(Entries taken from a collection)
_ _ _ _
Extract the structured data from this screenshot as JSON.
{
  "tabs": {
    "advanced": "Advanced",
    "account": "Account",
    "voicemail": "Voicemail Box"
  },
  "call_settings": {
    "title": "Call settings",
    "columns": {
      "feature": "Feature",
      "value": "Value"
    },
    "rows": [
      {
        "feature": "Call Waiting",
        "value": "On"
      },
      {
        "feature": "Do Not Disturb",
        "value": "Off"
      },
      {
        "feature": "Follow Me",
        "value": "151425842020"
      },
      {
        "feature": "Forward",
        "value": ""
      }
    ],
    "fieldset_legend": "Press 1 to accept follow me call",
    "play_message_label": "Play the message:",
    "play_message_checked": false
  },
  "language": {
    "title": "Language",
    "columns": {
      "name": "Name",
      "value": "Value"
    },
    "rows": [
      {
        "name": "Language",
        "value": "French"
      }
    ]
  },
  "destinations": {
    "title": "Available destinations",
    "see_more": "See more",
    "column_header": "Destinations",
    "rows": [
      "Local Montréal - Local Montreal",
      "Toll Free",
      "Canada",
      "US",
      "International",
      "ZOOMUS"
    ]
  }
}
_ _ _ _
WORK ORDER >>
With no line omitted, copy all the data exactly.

WRITTEN RESPONSE >>
Extract the structured data from this screenshot as JSON.
{
  "tabs": {
    "advanced": "Advanced",
    "account": "Account",
    "voicemail": "Voicemail Box"
  },
  "call_settings": {
    "title": "Call settings",
    "columns": {
      "feature": "Feature",
      "value": "Value"
    },
    "rows": [
      {
        "feature": "Call Waiting",
        "value": "On"
      },
      {
        "feature": "Do Not Disturb",
        "value": "Off"
      },
      {
        "feature": "Follow Me",
        "value": "151425842020"
      },
      {
        "feature": "Forward",
        "value": ""
      }
    ],
    "fieldset_legend": "Press 1 to accept follow me call",
    "play_message_label": "Play the message:",
    "play_message_checked": false
  },
  "language": {
    "title": "Language",
    "columns": {
      "name": "Name",
      "value": "Value"
    },
    "rows": [
      {
        "name": "Language",
        "value": "French"
      }
    ]
  },
  "destinations": {
    "title": "Available destinations",
    "see_more": "See more",
    "column_header": "Destinations",
    "rows": [
      "Local Montréal - Local Montreal",
      "Toll Free",
      "Canada",
      "US",
      "International",
      "ZOOMUS"
    ]
  }
}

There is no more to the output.